Job hunting can be an emotional roller coaster and a drain on your time. It’s easy to get discouraged and lose your motivation. That’s especially true in today’s economy where long-term unemployment, which is defined as 27 or more weeks (6 months or longer), has reached levels that we haven’t seen since 2014.
But, it’s just as easy to hit the reset button and set yourself up for a successful and satisfying job search.
First, it’s important to recognize that there are a lot of variables that impact how long the process may take, including the economy, the level of demand in your field, location, experience, job searching strategies, and employment history, principally.
For the average person, it is likely to take five months to find a new job, according to a study of 2,000 Americans by staffing agency Randstad.
Recognizing that this process is more of a marathon than a sprint is important to getting yourself mentally prepared for your job search.
In addition to current unemployment statistics due to today’s economy, remember that there are plenty of factors within your control that can shorten your job search.
Freshen up your skills, training, and certifications to match those that you see on the job postings for your desired positions and field.
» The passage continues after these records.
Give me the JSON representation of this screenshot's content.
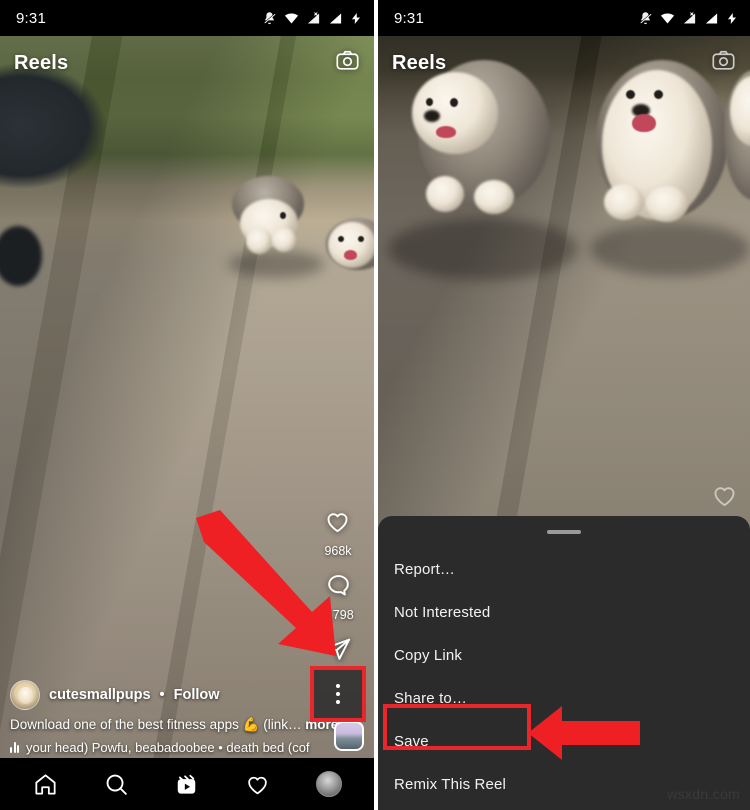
{
  "status_bar": {
    "time": "9:31",
    "icons": [
      "bell-muted-icon",
      "wifi-icon",
      "signal-no-sim-icon",
      "signal-icon",
      "battery-charging-icon"
    ]
  },
  "left_panel": {
    "header": {
      "title": "Reels",
      "camera_label": "camera-icon"
    },
    "actions": {
      "like_count": "968k",
      "comment_count": "9,798",
      "share_label": "share-icon",
      "more_label": "more-options-icon"
    },
    "caption": {
      "username": "cutesmallpups",
      "separator": "•",
      "follow_label": "Follow",
      "text": "Download one of the best fitness apps 💪 (link…",
      "more_label": "more",
      "audio": "your head)   Powfu, beabadoobee • death bed (cof"
    },
    "bottom_nav": [
      {
        "name": "home",
        "label": "home-icon"
      },
      {
        "name": "search",
        "label": "search-icon"
      },
      {
        "name": "reels",
        "label": "reels-icon"
      },
      {
        "name": "activity",
        "label": "heart-icon"
      },
      {
        "name": "profile",
        "label": "profile-avatar"
      }
    ]
  },
  "right_panel": {
    "header": {
      "title": "Reels",
      "camera_label": "camera-icon"
    },
    "sheet": {
      "handle_label": "drag-handle",
      "items": [
        {
          "label": "Report…",
          "highlighted": false
        },
        {
          "label": "Not Interested",
          "highlighted": false
        },
        {
          "label": "Copy Link",
          "highlighted": false
        },
        {
          "label": "Share to…",
          "highlighted": false
        },
        {
          "label": "Save",
          "highlighted": true
        },
        {
          "label": "Remix This Reel",
          "highlighted": false
        }
      ]
    }
  },
  "annotations": {
    "arrow_color": "#ee2024",
    "highlight_color": "#e8262b",
    "left_arrow_target": "more-options-icon",
    "right_arrow_target": "Save"
  },
  "watermark": {
    "text": "wsxdn.com"
  },
  "colors": {
    "sheet_background": "#2b2b2b",
    "status_background": "#000000",
    "text_primary": "#ffffff",
    "accent_red": "#e8262b"
  }
}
In a time when most of the country is social distancing, take advantage of the extra time at home by joining 47 million other people who have connected to the online learning community.
Once you’ve done that, focus on the aspects of your job search that you can control. If LinkedIn isn’t a part of your job search strategy, it should be. LinkedIn averages 14 million open job postings at a given time. One study found that 122 million people received an interview through LinkedIn and 35.5 million people have been hired by a person they connected with on the site.
Make sure you have a professional profile picture, which can increase your number of views by 14 times.
It’s critical that you refresh your resume as well. Ensure it highlights your most recent accomplishments and any new skills or training you’ve acquired, including technology platforms your company uses for telecommuting.
Write down your job search strategies, which should include leveraging your professional network. And, finally, write down specific, time-bound goals related to your job search to maximize your chances of success.
Mental preparation, along with some leg work, can make the difference between a slog and a slam dunk of a job search.